The pictures get dropped, while every remaining part of the listing is copied exactly.
┌──
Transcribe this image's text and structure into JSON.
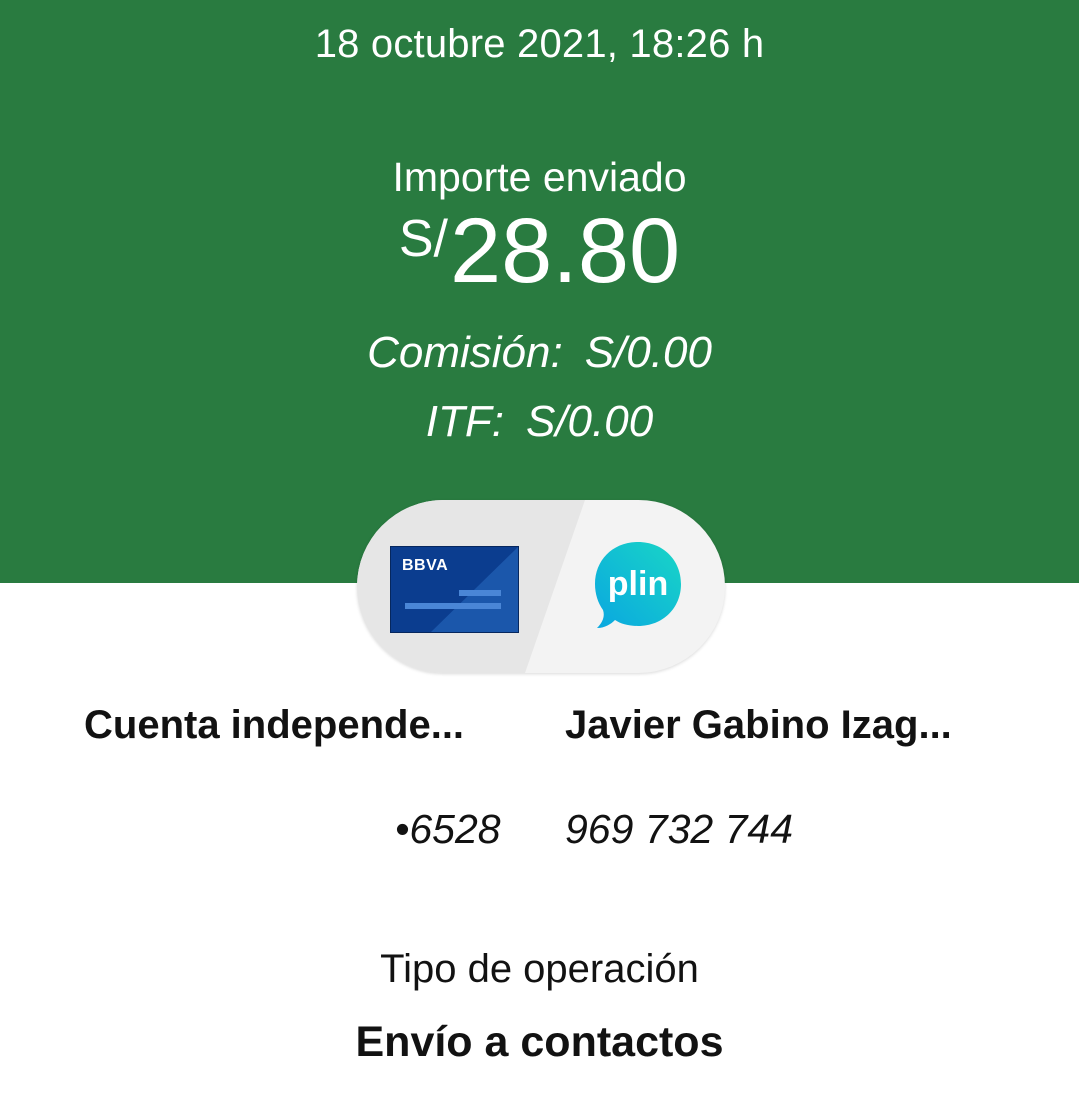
{
  "header": {
    "datetime": "18 octubre 2021, 18:26 h",
    "amount_label": "Importe enviado",
    "currency_symbol": "S/",
    "amount": "28.80",
    "fee_label": "Comisión:",
    "fee_value": "S/0.00",
    "itf_label": "ITF:",
    "itf_value": "S/0.00",
    "background_color": "#297b40"
  },
  "transfer": {
    "source_logo": "BBVA",
    "dest_logo": "plin",
    "source_icon": "bbva-card-icon",
    "dest_icon": "plin-logo-icon"
  },
  "source": {
    "name": "Cuenta independe...",
    "number": "•6528"
  },
  "destination": {
    "name": "Javier Gabino Izag...",
    "number": "969 732 744"
  },
  "operation": {
    "label": "Tipo de operación",
    "value": "Envío a contactos"
  }
}
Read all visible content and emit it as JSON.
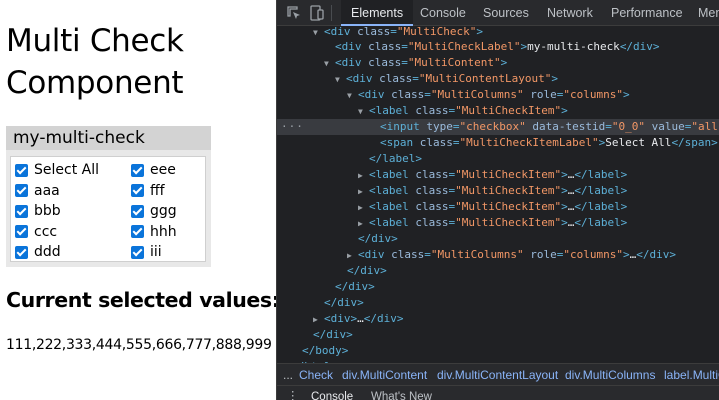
{
  "page": {
    "heading": "Multi Check Component",
    "multicheck": {
      "label": "my-multi-check",
      "column1": [
        "Select All",
        "aaa",
        "bbb",
        "ccc",
        "ddd"
      ],
      "column2": [
        "eee",
        "fff",
        "ggg",
        "hhh",
        "iii"
      ]
    },
    "subheading": "Current selected values:",
    "values": "111,222,333,444,555,666,777,888,999"
  },
  "devtools": {
    "tabs": [
      "Elements",
      "Console",
      "Sources",
      "Network",
      "Performance",
      "Memory"
    ],
    "active_tab": "Elements",
    "breadcrumbs": {
      "lead": "...",
      "items": [
        "Check",
        "div.MultiContent",
        "div.MultiContentLayout",
        "div.MultiColumns",
        "label.MultiC"
      ]
    },
    "drawer": {
      "tabs": [
        "Console",
        "What's New"
      ]
    }
  }
}
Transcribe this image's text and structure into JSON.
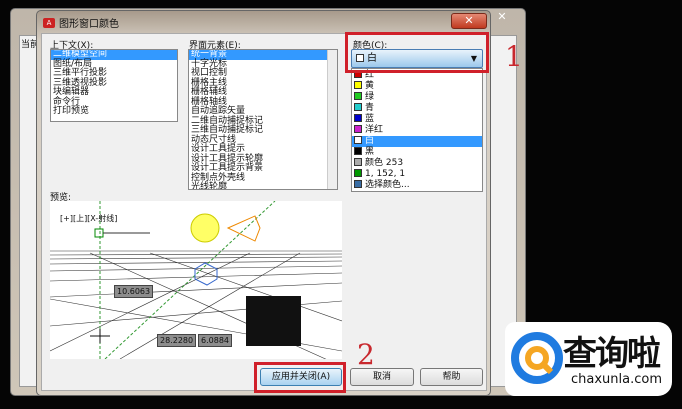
{
  "back_window": {
    "close": "✕",
    "label": "当前"
  },
  "dialog": {
    "title": "图形窗口颜色",
    "close": "✕",
    "context": {
      "label": "上下文(X):",
      "items": [
        "二维模型空间",
        "图纸/布局",
        "三维平行投影",
        "三维透视投影",
        "块编辑器",
        "命令行",
        "打印预览"
      ],
      "selected": 0
    },
    "elements": {
      "label": "界面元素(E):",
      "items": [
        "统一背景",
        "十字光标",
        "视口控制",
        "栅格主线",
        "栅格辅线",
        "栅格轴线",
        "自动追踪矢量",
        "二维自动捕捉标记",
        "三维自动捕捉标记",
        "动态尺寸线",
        "设计工具提示",
        "设计工具提示轮廓",
        "设计工具提示背景",
        "控制点外壳线",
        "光线轮廓"
      ],
      "selected": 0
    },
    "color": {
      "label": "颜色(C):",
      "value": "白",
      "options": [
        {
          "name": "红",
          "swatch": "#d00000"
        },
        {
          "name": "黄",
          "swatch": "#ffff00"
        },
        {
          "name": "绿",
          "swatch": "#22cc22"
        },
        {
          "name": "青",
          "swatch": "#22cccc"
        },
        {
          "name": "蓝",
          "swatch": "#0000cc"
        },
        {
          "name": "洋红",
          "swatch": "#cc22cc"
        },
        {
          "name": "白",
          "swatch": "#ffffff"
        },
        {
          "name": "黑",
          "swatch": "#000000"
        },
        {
          "name": "颜色 253",
          "swatch": "#aaaaaa"
        },
        {
          "name": "1, 152, 1",
          "swatch": "#019801"
        },
        {
          "name": "选择颜色...",
          "swatch": "#3a6ea5"
        }
      ],
      "selected_option": 6
    },
    "preview": {
      "label": "预览:",
      "viewport_label": "[+][上][X-射线]",
      "dims": [
        "10.6063",
        "28.2280",
        "6.0884"
      ]
    },
    "buttons": {
      "apply": "应用并关闭(A)",
      "cancel": "取消",
      "help": "帮助"
    }
  },
  "annotations": {
    "step1": "1",
    "step2": "2"
  },
  "watermark": {
    "name": "查询啦",
    "url": "chaxunla.com"
  },
  "colors": {
    "highlight": "#d0202a",
    "selection": "#3399ff"
  }
}
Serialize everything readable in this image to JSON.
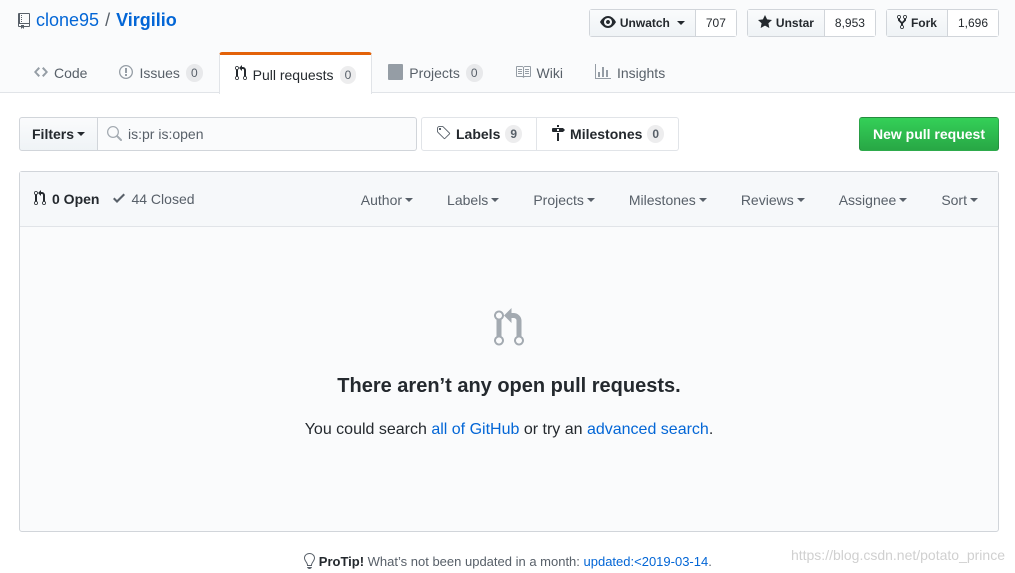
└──
- _Output of the task_
Transcribe this image's text and structure into JSON.
{
  "header": {
    "datetime": "18 octubre 2021, 18:26 h",
    "amount_label": "Importe enviado",
    "currency_symbol": "S/",
    "amount": "28.80",
    "fee_label": "Comisión:",
    "fee_value": "S/0.00",
    "itf_label": "ITF:",
    "itf_value": "S/0.00",
    "background_color": "#297b40"
  },
  "transfer": {
    "source_logo": "BBVA",
    "dest_logo": "plin",
    "source_icon": "bbva-card-icon",
    "dest_icon": "plin-logo-icon"
  },
  "source": {
    "name": "Cuenta independe...",
    "number": "•6528"
  },
  "destination": {
    "name": "Javier Gabino Izag...",
    "number": "969 732 744"
  },
  "operation": {
    "label": "Tipo de operación",
    "value": "Envío a contactos"
  }
}
Read all visible content and emit it as JSON.
{
  "page": {
    "heading": "Multi Check Component",
    "multicheck": {
      "label": "my-multi-check",
      "column1": [
        "Select All",
        "aaa",
        "bbb",
        "ccc",
        "ddd"
      ],
      "column2": [
        "eee",
        "fff",
        "ggg",
        "hhh",
        "iii"
      ]
    },
    "subheading": "Current selected values:",
    "values": "111,222,333,444,555,666,777,888,999"
  },
  "devtools": {
    "tabs": [
      "Elements",
      "Console",
      "Sources",
      "Network",
      "Performance",
      "Memory"
    ],
    "active_tab": "Elements",
    "breadcrumbs": {
      "lead": "...",
      "items": [
        "Check",
        "div.MultiContent",
        "div.MultiContentLayout",
        "div.MultiColumns",
        "label.MultiC"
      ]
    },
    "drawer": {
      "tabs": [
        "Console",
        "What's New"
      ]
    }
  }
}
Transcribe this image's text and structure into JSON.
{
  "back_window": {
    "close": "✕",
    "label": "当前"
  },
  "dialog": {
    "title": "图形窗口颜色",
    "close": "✕",
    "context": {
      "label": "上下文(X):",
      "items": [
        "二维模型空间",
        "图纸/布局",
        "三维平行投影",
        "三维透视投影",
        "块编辑器",
        "命令行",
        "打印预览"
      ],
      "selected": 0
    },
    "elements": {
      "label": "界面元素(E):",
      "items": [
        "统一背景",
        "十字光标",
        "视口控制",
        "栅格主线",
        "栅格辅线",
        "栅格轴线",
        "自动追踪矢量",
        "二维自动捕捉标记",
        "三维自动捕捉标记",
        "动态尺寸线",
        "设计工具提示",
        "设计工具提示轮廓",
        "设计工具提示背景",
        "控制点外壳线",
        "光线轮廓"
      ],
      "selected": 0
    },
    "color": {
      "label": "颜色(C):",
      "value": "白",
      "options": [
        {
          "name": "红",
          "swatch": "#d00000"
        },
        {
          "name": "黄",
          "swatch": "#ffff00"
        },
        {
          "name": "绿",
          "swatch": "#22cc22"
        },
        {
          "name": "青",
          "swatch": "#22cccc"
        },
        {
          "name": "蓝",
          "swatch": "#0000cc"
        },
        {
          "name": "洋红",
          "swatch": "#cc22cc"
        },
        {
          "name": "白",
          "swatch": "#ffffff"
        },
        {
          "name": "黑",
          "swatch": "#000000"
        },
        {
          "name": "颜色 253",
          "swatch": "#aaaaaa"
        },
        {
          "name": "1, 152, 1",
          "swatch": "#019801"
        },
        {
          "name": "选择颜色...",
          "swatch": "#3a6ea5"
        }
      ],
      "selected_option": 6
    },
    "preview": {
      "label": "预览:",
      "viewport_label": "[+][上][X-射线]",
      "dims": [
        "10.6063",
        "28.2280",
        "6.0884"
      ]
    },
    "buttons": {
      "apply": "应用并关闭(A)",
      "cancel": "取消",
      "help": "帮助"
    }
  },
  "annotations": {
    "step1": "1",
    "step2": "2"
  },
  "watermark": {
    "name": "查询啦",
    "url": "chaxunla.com"
  },
  "colors": {
    "highlight": "#d0202a",
    "selection": "#3399ff"
  }
}
Serialize everything readable in this image to JSON.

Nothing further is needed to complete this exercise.